The ERAI should be sufficiently empowered to resist political interference and regulatory capture. One of the most important mandates of the ERAI will be to guarantee a level playing field for all entrants – private, public, foreign, domestic – and prevent any special interest group from capturing the market.
A critically important function of the ERAI will be the rating of all providers of education. This will help consumers make informed decisions and thus provide feedback to the market.
Fourth, creation of a complete funding and credit market for education. Investment in primary education characteristically has long payback periods and high positive externalities. Publicly funding primary and secondary education – through grants – for those who cannot afford it is justified. Tertiary education, in contrast, has short payback periods and sufficient private return to investment that it can be funded by loans instead of grants. Mechanisms can be figured out which will ensure equality of opportunity at all levels and that no one is denied merely because of an inability to pay.

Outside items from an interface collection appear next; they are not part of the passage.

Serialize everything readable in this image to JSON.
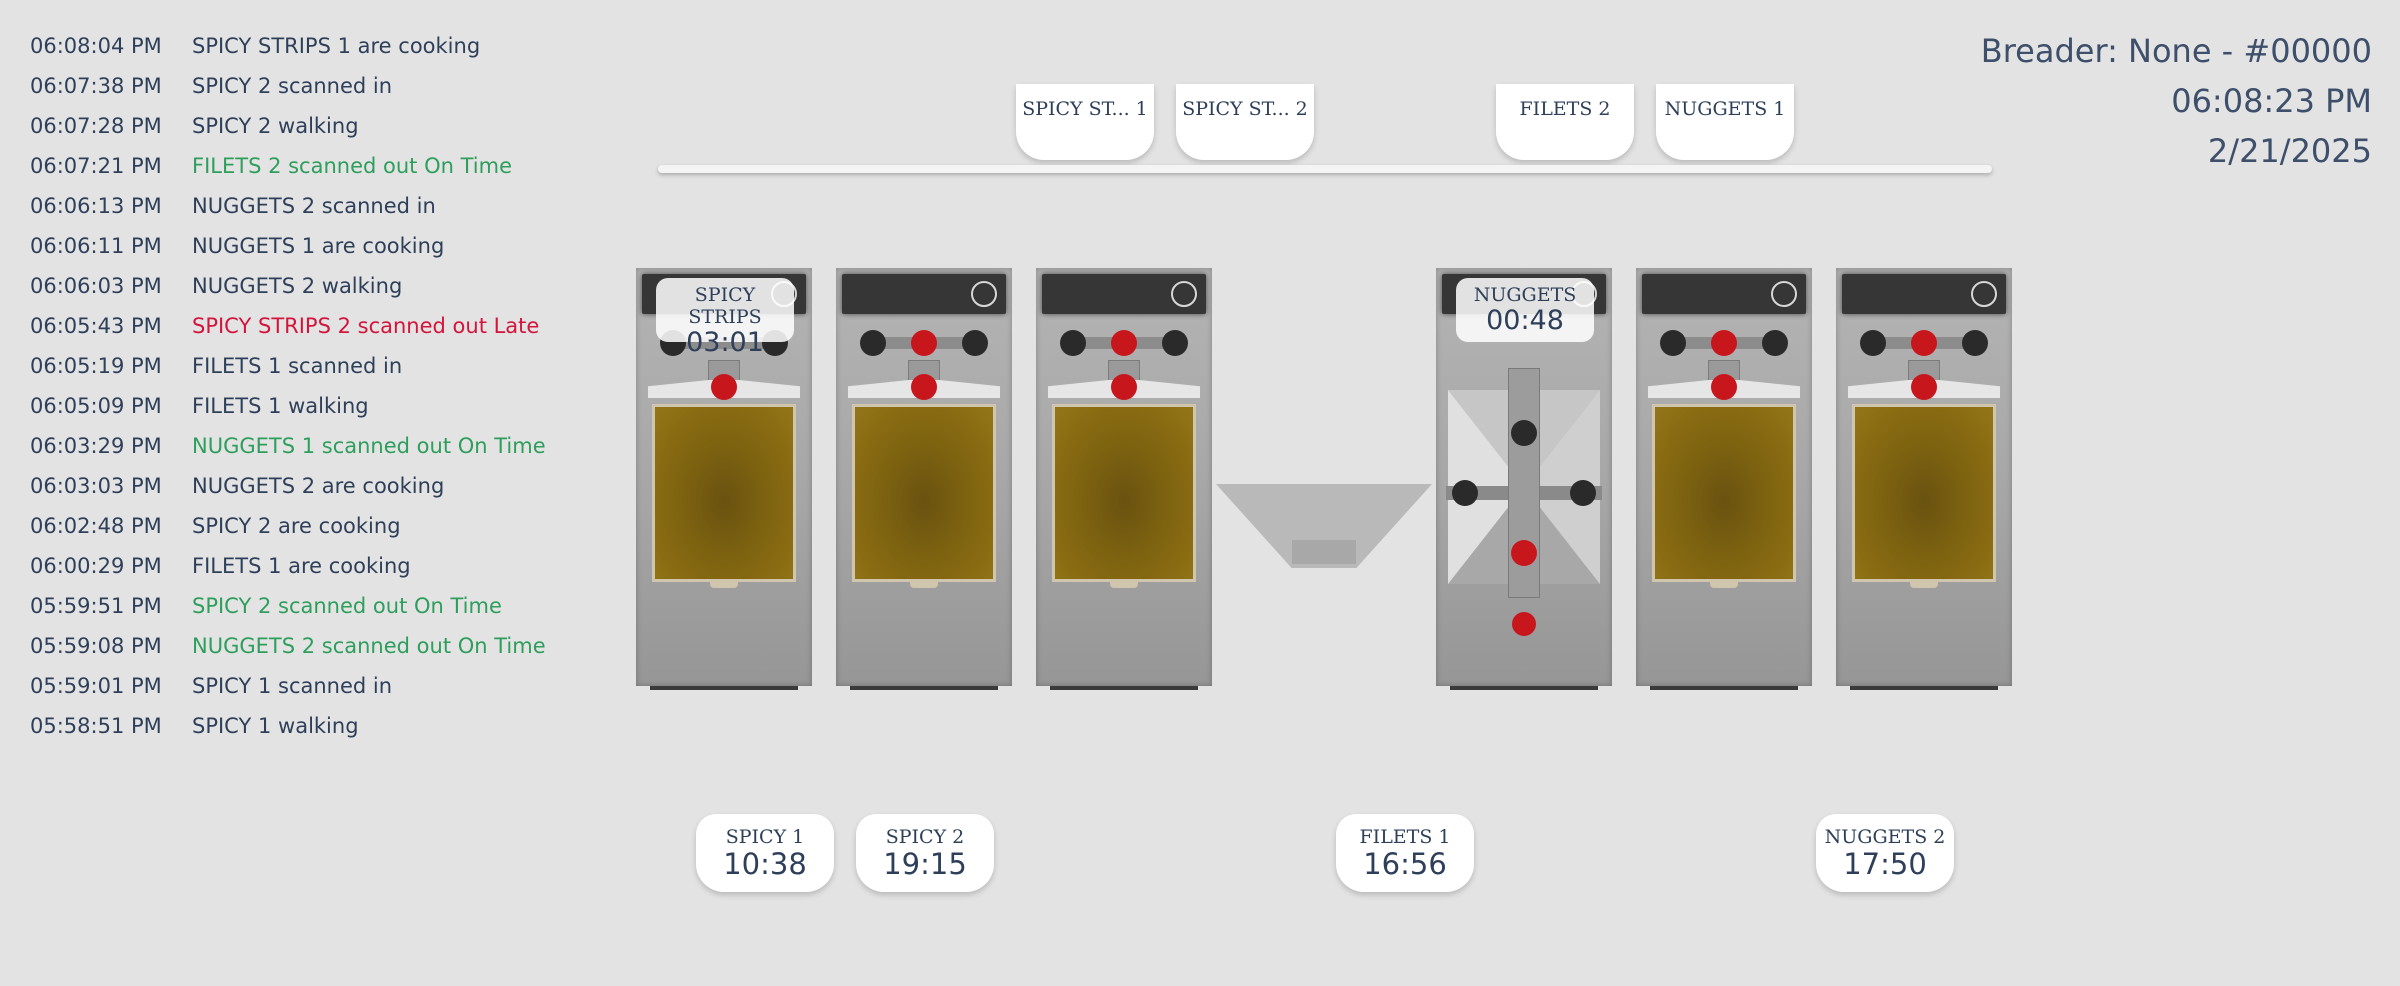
{
  "log": [
    {
      "time": "06:08:04 PM",
      "msg": "SPICY STRIPS 1 are cooking",
      "status": "normal"
    },
    {
      "time": "06:07:38 PM",
      "msg": "SPICY 2 scanned in",
      "status": "normal"
    },
    {
      "time": "06:07:28 PM",
      "msg": "SPICY 2 walking",
      "status": "normal"
    },
    {
      "time": "06:07:21 PM",
      "msg": "FILETS 2 scanned out On Time",
      "status": "ontime"
    },
    {
      "time": "06:06:13 PM",
      "msg": "NUGGETS 2 scanned in",
      "status": "normal"
    },
    {
      "time": "06:06:11 PM",
      "msg": "NUGGETS 1 are cooking",
      "status": "normal"
    },
    {
      "time": "06:06:03 PM",
      "msg": "NUGGETS 2 walking",
      "status": "normal"
    },
    {
      "time": "06:05:43 PM",
      "msg": "SPICY STRIPS 2 scanned out Late",
      "status": "late"
    },
    {
      "time": "06:05:19 PM",
      "msg": "FILETS 1 scanned in",
      "status": "normal"
    },
    {
      "time": "06:05:09 PM",
      "msg": "FILETS 1 walking",
      "status": "normal"
    },
    {
      "time": "06:03:29 PM",
      "msg": "NUGGETS 1 scanned out On Time",
      "status": "ontime"
    },
    {
      "time": "06:03:03 PM",
      "msg": "NUGGETS 2 are cooking",
      "status": "normal"
    },
    {
      "time": "06:02:48 PM",
      "msg": "SPICY 2 are cooking",
      "status": "normal"
    },
    {
      "time": "06:00:29 PM",
      "msg": "FILETS 1 are cooking",
      "status": "normal"
    },
    {
      "time": "05:59:51 PM",
      "msg": "SPICY 2 scanned out On Time",
      "status": "ontime"
    },
    {
      "time": "05:59:08 PM",
      "msg": "NUGGETS 2 scanned out On Time",
      "status": "ontime"
    },
    {
      "time": "05:59:01 PM",
      "msg": "SPICY 1 scanned in",
      "status": "normal"
    },
    {
      "time": "05:58:51 PM",
      "msg": "SPICY 1 walking",
      "status": "normal"
    }
  ],
  "header": {
    "breader": "Breader: None - #00000",
    "clock": "06:08:23 PM",
    "date": "2/21/2025"
  },
  "queue": {
    "q1": "SPICY ST... 1",
    "q2": "SPICY ST... 2",
    "q3": "FILETS 2",
    "q4": "NUGGETS 1"
  },
  "fryer_timers": {
    "f1": {
      "name": "SPICY STRIPS",
      "time": "03:01"
    },
    "f4": {
      "name": "NUGGETS",
      "time": "00:48"
    }
  },
  "holding": {
    "h1": {
      "name": "SPICY 1",
      "time": "10:38"
    },
    "h2": {
      "name": "SPICY 2",
      "time": "19:15"
    },
    "h3": {
      "name": "FILETS 1",
      "time": "16:56"
    },
    "h4": {
      "name": "NUGGETS 2",
      "time": "17:50"
    }
  },
  "colors": {
    "ontime": "#2e9e5c",
    "late": "#d3143b",
    "text": "#2e3f5a"
  }
}
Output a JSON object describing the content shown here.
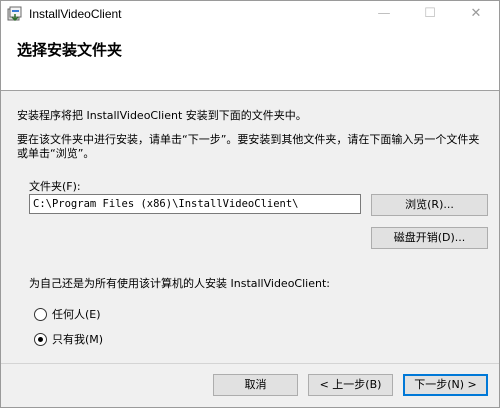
{
  "window": {
    "title": "InstallVideoClient",
    "minimize_glyph": "—",
    "maximize_glyph": "☐",
    "close_glyph": "✕",
    "icon": "installer-icon"
  },
  "header": {
    "title": "选择安装文件夹"
  },
  "body": {
    "line1": "安装程序将把 InstallVideoClient 安装到下面的文件夹中。",
    "line2": "要在该文件夹中进行安装，请单击“下一步”。要安装到其他文件夹，请在下面输入另一个文件夹或单击“浏览”。"
  },
  "folder": {
    "label": "文件夹(F):",
    "value": "C:\\Program Files (x86)\\InstallVideoClient\\"
  },
  "buttons": {
    "browse": "浏览(R)...",
    "disk_cost": "磁盘开销(D)...",
    "cancel": "取消",
    "back": "< 上一步(B)",
    "next": "下一步(N) >"
  },
  "install_for": {
    "label": "为自己还是为所有使用该计算机的人安装 InstallVideoClient:",
    "options": [
      {
        "label": "任何人(E)",
        "checked": false
      },
      {
        "label": "只有我(M)",
        "checked": true
      }
    ]
  }
}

Fifth, policies that enlarge the set of options for post-secondary education. India’s growing economy needs a large number of people with a wide range of skills. To attain a proper mix of skilled people, vocational education has to be accorded appropriate attention. The number of vocational institutions has to go up. This can be achieved by the combined force of previously mentioned items: allowing free entry into the segment and creating credit markets where necessary.
Sixth, a commitment to achieving 90 percent literacy rate in three years. The main reason that India has failed to achieve this over the decades is not a lack of opportunity or resources; it is a failure of will, flawed execution and resources leaked through corruption. It is an end-to-end failure of objective and direction.
Reforms are Hard . . .
India’s future depends on an educated citizenry. Despite heavy expenditure in education over the decades, the rules of the game have been a significant barrier to Indians gaining an education. The persistence of a dysfunctional system can only be explained by the fact that it works for the benefits of those who control the system and not for the larger social good. Reforms will therefore be immensely difficult because powerful vested interests will block them. To counter this, the already educated public has to take up the cause on behalf of those who desperately need a functioning education system.
We have a problem to solve. The solution has to begin with the recognition that our past policies – however well-meaning they may have been – have failed to produce the stated results. Evaluating what has not worked and why is a necessary first step in the most critically urgent task of reforming the educational system.
...But Must Be Done
The consequences of not solving this problem of education are too horrifying to contemplate. It is impossible for a significant portion of humanity to face the 21st century without education in a globalized hyper-competitive world. The choice is stark: either solve this problem or be forever relegated to being a Third World economy. There are no other options.